> **WORK ORDER**:
If a line in the entries contains the word "icon", list it.
Start of DATA FOR PROCESSING
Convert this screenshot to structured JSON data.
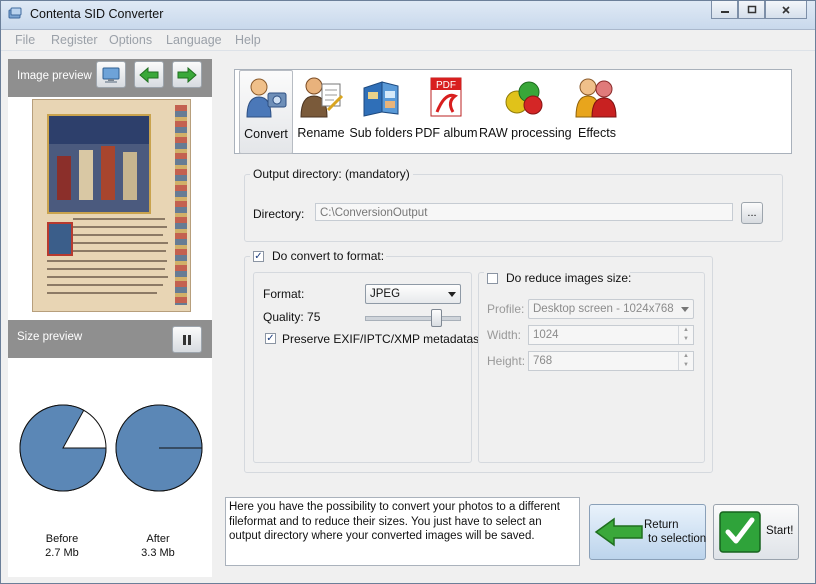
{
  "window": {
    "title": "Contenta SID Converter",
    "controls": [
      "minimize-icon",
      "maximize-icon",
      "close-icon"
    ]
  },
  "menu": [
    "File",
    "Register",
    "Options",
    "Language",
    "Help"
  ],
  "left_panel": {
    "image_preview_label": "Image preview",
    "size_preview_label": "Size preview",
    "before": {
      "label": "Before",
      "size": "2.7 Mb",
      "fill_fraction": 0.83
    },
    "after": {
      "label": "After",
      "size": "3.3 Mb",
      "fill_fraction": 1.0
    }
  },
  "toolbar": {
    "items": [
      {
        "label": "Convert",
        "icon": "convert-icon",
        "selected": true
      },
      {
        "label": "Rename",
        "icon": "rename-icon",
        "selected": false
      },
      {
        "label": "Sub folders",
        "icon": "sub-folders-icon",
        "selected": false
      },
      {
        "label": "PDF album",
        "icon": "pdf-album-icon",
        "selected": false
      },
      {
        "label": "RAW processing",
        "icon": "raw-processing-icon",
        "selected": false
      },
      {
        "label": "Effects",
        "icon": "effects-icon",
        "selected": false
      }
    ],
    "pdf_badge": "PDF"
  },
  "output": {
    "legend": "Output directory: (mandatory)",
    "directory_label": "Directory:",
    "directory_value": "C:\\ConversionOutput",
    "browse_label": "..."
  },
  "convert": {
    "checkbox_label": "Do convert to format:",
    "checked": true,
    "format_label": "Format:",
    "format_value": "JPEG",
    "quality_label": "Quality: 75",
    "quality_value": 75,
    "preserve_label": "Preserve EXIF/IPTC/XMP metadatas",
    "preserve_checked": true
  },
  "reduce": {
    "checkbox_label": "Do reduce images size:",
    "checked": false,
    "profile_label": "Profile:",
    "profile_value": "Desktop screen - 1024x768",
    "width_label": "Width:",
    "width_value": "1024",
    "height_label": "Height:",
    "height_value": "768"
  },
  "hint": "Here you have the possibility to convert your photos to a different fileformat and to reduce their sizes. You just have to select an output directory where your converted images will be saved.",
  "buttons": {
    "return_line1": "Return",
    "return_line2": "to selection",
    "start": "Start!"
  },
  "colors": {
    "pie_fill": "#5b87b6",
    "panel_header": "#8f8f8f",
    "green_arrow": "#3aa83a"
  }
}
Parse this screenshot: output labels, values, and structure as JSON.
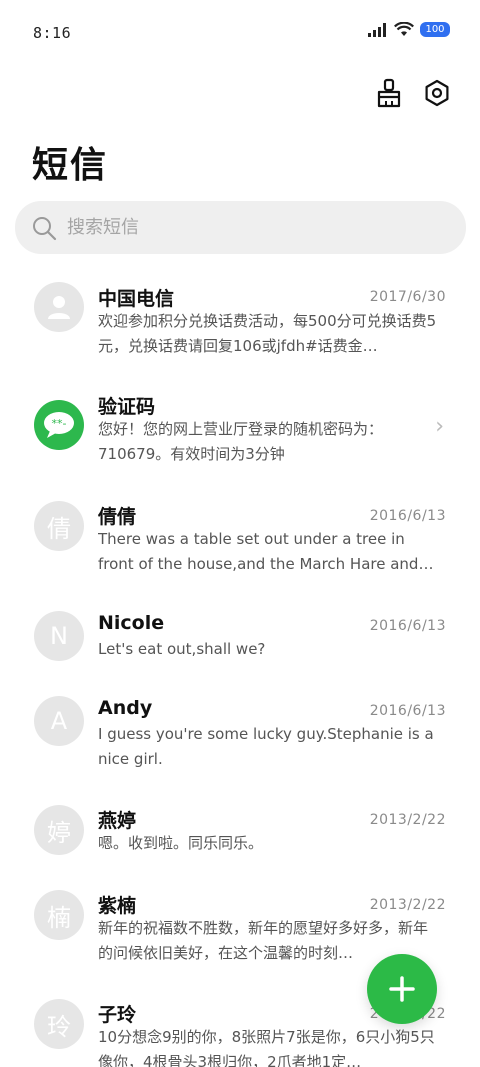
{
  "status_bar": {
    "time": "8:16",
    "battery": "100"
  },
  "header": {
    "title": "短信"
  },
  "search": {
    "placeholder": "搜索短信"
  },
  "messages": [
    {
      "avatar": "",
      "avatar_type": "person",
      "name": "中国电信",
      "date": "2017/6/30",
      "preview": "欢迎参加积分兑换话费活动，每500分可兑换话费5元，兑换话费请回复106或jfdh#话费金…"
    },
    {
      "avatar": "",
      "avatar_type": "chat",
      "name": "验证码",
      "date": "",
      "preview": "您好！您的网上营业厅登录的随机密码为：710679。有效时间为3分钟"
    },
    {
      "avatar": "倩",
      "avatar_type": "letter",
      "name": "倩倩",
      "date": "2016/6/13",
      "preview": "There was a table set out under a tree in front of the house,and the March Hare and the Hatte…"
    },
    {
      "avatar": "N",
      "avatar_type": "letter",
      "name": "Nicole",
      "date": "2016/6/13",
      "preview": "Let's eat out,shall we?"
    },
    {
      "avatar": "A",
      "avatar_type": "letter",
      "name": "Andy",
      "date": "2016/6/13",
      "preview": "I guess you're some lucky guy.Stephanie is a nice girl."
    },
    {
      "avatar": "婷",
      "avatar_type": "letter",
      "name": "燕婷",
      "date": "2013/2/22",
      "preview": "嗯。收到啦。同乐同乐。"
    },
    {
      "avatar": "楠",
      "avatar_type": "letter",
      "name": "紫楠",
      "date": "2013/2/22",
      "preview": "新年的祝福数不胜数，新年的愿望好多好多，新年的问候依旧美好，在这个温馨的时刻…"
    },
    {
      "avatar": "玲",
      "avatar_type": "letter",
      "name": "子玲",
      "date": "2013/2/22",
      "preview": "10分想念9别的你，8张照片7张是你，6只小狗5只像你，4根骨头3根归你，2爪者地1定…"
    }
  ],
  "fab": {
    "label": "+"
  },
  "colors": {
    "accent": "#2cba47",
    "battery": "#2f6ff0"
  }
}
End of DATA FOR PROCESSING
> **WRITTEN REPLY**:
      "minimize-icon",
      "maximize-icon",
      "close-icon"
        "icon": "convert-icon",
        "icon": "rename-icon",
        "icon": "sub-folders-icon",
        "icon": "pdf-album-icon",
        "icon": "raw-processing-icon",
        "icon": "effects-icon",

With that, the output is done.